nesia, sometimes as much as 35 or 40 per cent.* Moreover in a practical point of view, it is of the greatest consequence to distinguish these two rocks, as coal never occurs associated with the magnesian limestone, properly so called. In the same work the author talks about the discovery of shell limestone in the coal formation; no doubt he discovered limestone with shells, which frequently abound in the coal limestone; the other term however is strictly applied to a rock which is much newer and of rare occurrence, which has not as yet been met with in England. Murchison, however, has stated, that he has found its equivalent on the European continent; it occupies a position between the red marl, and the new red sandstone. It is the Muchelkalk of the Germans. To distinguish therefore between these, and at the same time to apply their proper names, is of consequence, which can be easily done by examining the fossil proper to each; characteristic of the latter, we have Encrinilis, Monitiformis, Avicula, Socialis, and Ammonites, Nodasus, &c., and of the former Producta Serebralulæ, or the Ceratitis, &c.
There is another circumstance worthy of notice here, viz. Red Sandstone. It is not to be supposed that when sandstone is of a red colour, it must always belong either to the old or the new red sandstone, an erroneous idea which has led to many errors, and much censure by foreign geologists. To find red sandstone alternating with the white sandstone of the coal measures (a fact which ought to be recollected by individuals engaged in searching for coal in this country,) in Europe, is not unfrequent. In lower Silisia nearly the whole of the coal field is composed of reddish brown, and cochineal coloured sandstone, with which great beds of coal alternate. In Scotland, in the Lothians, alternations of the red and white sandstone in the coal fields are frequently met with. This rock (red sandstone) seems to occur in great abundance in this country; its relations, however, have not been properly investigated.
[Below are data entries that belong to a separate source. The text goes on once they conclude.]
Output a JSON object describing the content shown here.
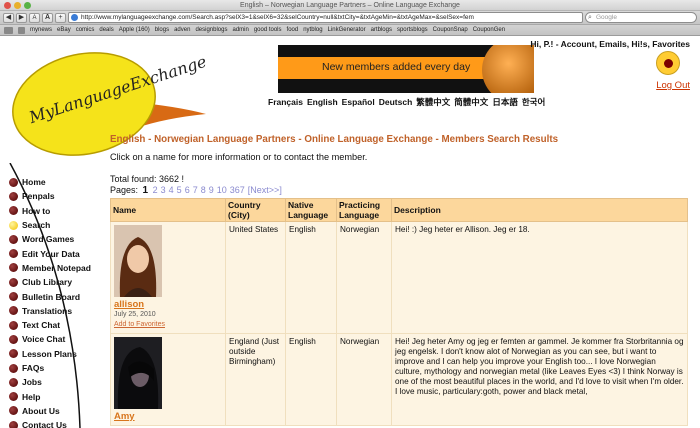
{
  "browser": {
    "title": "English – Norwegian Language Partners – Online Language Exchange",
    "url": "http://www.mylanguageexchange.com/Search.asp?selX3=1&selX6=32&selCountry=null&txtCity=&txtAgeMin=&txtAgeMax=&selSex=fem",
    "search_placeholder": "Google",
    "bookmarks": [
      "mynews",
      "eBay",
      "comics",
      "deals",
      "Apple (160)",
      "blogs",
      "adven",
      "designblogs",
      "admin",
      "good tools",
      "food",
      "nytblog",
      "LinkGenerator",
      "artblogs",
      "sportsblogs",
      "CouponSnap",
      "CouponGen"
    ]
  },
  "site": {
    "logo_text": "MyLanguageExchange.com",
    "account_text": "Hi, P.! - Account, Emails, Hi!s, Favorites",
    "logout": "Log Out",
    "banner_text": "New members added every day",
    "languages": [
      "Français",
      "English",
      "Español",
      "Deutsch",
      "繁體中文",
      "简體中文",
      "日本語",
      "한국어"
    ]
  },
  "nav": {
    "items": [
      "Home",
      "Penpals",
      "How to",
      "Search",
      "Word Games",
      "Edit Your Data",
      "Member Notepad",
      "Club Library",
      "Bulletin Board",
      "Translations",
      "Text Chat",
      "Voice Chat",
      "Lesson Plans",
      "FAQs",
      "Jobs",
      "Help",
      "About Us",
      "Contact Us"
    ],
    "active_index": 3
  },
  "main": {
    "heading": "English - Norwegian Language Partners - Online Language Exchange - Members Search Results",
    "subtext": "Click on a name for more information or to contact the member.",
    "total": "Total found: 3662 !",
    "pages_label": "Pages:",
    "current_page": "1",
    "page_links": [
      "2",
      "3",
      "4",
      "5",
      "6",
      "7",
      "8",
      "9",
      "10",
      "367"
    ],
    "next_label": "[Next>>]",
    "columns": [
      "Name",
      "Country (City)",
      "Native Language",
      "Practicing Language",
      "Description"
    ],
    "rows": [
      {
        "name": "allison",
        "date": "July 25, 2010",
        "add_fav": "Add to Favorites",
        "country": "United States",
        "native": "English",
        "practicing": "Norwegian",
        "description": "Hei! :) Jeg heter er Allison. Jeg er 18."
      },
      {
        "name": "Amy",
        "date": "",
        "add_fav": "",
        "country": "England (Just outside Birmingham)",
        "native": "English",
        "practicing": "Norwegian",
        "description": "Hei! Jeg heter Amy og jeg er femten ar gammel. Je kommer fra Storbritannia og jeg engelsk. I don't know alot of Norwegian as you can see, but i want to improve and I can help you improve your English too... I love Norwegian culture, mythology and norwegian metal (like Leaves Eyes <3) I think Norway is one of the most beautiful places in the world, and I'd love to visit when I'm older. I love music, particulary:goth, power and black metal,"
      }
    ]
  },
  "colors": {
    "accent_orange": "#c0622a",
    "header_bg": "#fcd79c",
    "row_bg": "#fdf4e2",
    "logo_yellow": "#f5e31a"
  }
}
In a report drawn up for the Coal Committee by Dr. M'Clelland, there is much interesting information in regard to it; of the rocks which enter into the composition of the coal formation, we have already mentioned as occurring among the Himmalehs sandstone, slate clay, bituminous shale, and limestone. To make the series complete, we want, fine
Edinburgh New Phil. Journal. Analysis of Limestone from the neighbourhood of Dumifrieshre, by William Copland, Esq. In the same Journal many similar analyses will be found,
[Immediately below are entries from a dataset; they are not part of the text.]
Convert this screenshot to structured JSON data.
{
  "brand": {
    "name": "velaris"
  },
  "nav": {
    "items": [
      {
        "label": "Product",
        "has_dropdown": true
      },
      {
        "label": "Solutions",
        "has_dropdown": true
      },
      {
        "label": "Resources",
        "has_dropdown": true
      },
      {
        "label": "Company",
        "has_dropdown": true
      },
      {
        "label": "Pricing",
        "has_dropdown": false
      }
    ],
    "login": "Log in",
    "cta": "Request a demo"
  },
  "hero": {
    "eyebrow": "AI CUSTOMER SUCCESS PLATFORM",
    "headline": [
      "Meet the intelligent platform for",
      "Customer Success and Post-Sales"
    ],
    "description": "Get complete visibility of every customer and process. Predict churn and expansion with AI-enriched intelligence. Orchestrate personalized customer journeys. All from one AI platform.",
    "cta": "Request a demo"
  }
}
Notes to the Geology of Dumfrieshire, by Professor Jameson,
Ibid. Locis Citatis and Cunningham's Essay on the Geol. of the